(Items from a dataset)
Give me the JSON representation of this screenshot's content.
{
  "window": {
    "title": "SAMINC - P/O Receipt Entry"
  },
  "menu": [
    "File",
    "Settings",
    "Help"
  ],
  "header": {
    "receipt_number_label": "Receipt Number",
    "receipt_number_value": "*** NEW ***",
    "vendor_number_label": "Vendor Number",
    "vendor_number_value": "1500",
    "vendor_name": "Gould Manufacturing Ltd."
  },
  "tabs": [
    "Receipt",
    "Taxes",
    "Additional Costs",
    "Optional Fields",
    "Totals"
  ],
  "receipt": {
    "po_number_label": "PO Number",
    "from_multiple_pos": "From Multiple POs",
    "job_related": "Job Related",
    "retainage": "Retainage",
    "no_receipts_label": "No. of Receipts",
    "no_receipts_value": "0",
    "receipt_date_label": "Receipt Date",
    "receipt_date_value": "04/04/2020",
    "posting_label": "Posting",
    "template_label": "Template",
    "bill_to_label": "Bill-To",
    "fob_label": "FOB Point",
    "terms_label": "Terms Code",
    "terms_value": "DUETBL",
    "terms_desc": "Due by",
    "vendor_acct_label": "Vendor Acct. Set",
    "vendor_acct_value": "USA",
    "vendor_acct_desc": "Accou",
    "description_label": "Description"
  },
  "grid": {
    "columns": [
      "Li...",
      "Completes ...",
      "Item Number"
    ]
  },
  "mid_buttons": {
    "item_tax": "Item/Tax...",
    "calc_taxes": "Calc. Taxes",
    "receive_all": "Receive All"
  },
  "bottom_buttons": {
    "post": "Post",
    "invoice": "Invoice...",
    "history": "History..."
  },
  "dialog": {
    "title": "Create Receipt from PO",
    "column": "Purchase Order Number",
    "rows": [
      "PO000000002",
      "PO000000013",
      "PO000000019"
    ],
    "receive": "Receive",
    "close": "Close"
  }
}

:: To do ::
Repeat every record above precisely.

:: Response below ::
Give me the JSON representation of this screenshot's content.
{
  "window": {
    "title": "SAMINC - P/O Receipt Entry"
  },
  "menu": [
    "File",
    "Settings",
    "Help"
  ],
  "header": {
    "receipt_number_label": "Receipt Number",
    "receipt_number_value": "*** NEW ***",
    "vendor_number_label": "Vendor Number",
    "vendor_number_value": "1500",
    "vendor_name": "Gould Manufacturing Ltd."
  },
  "tabs": [
    "Receipt",
    "Taxes",
    "Additional Costs",
    "Optional Fields",
    "Totals"
  ],
  "receipt": {
    "po_number_label": "PO Number",
    "from_multiple_pos": "From Multiple POs",
    "job_related": "Job Related",
    "retainage": "Retainage",
    "no_receipts_label": "No. of Receipts",
    "no_receipts_value": "0",
    "receipt_date_label": "Receipt Date",
    "receipt_date_value": "04/04/2020",
    "posting_label": "Posting",
    "template_label": "Template",
    "bill_to_label": "Bill-To",
    "fob_label": "FOB Point",
    "terms_label": "Terms Code",
    "terms_value": "DUETBL",
    "terms_desc": "Due by",
    "vendor_acct_label": "Vendor Acct. Set",
    "vendor_acct_value": "USA",
    "vendor_acct_desc": "Accou",
    "description_label": "Description"
  },
  "grid": {
    "columns": [
      "Li...",
      "Completes ...",
      "Item Number"
    ]
  },
  "mid_buttons": {
    "item_tax": "Item/Tax...",
    "calc_taxes": "Calc. Taxes",
    "receive_all": "Receive All"
  },
  "bottom_buttons": {
    "post": "Post",
    "invoice": "Invoice...",
    "history": "History..."
  },
  "dialog": {
    "title": "Create Receipt from PO",
    "column": "Purchase Order Number",
    "rows": [
      "PO000000002",
      "PO000000013",
      "PO000000019"
    ],
    "receive": "Receive",
    "close": "Close"
  }
}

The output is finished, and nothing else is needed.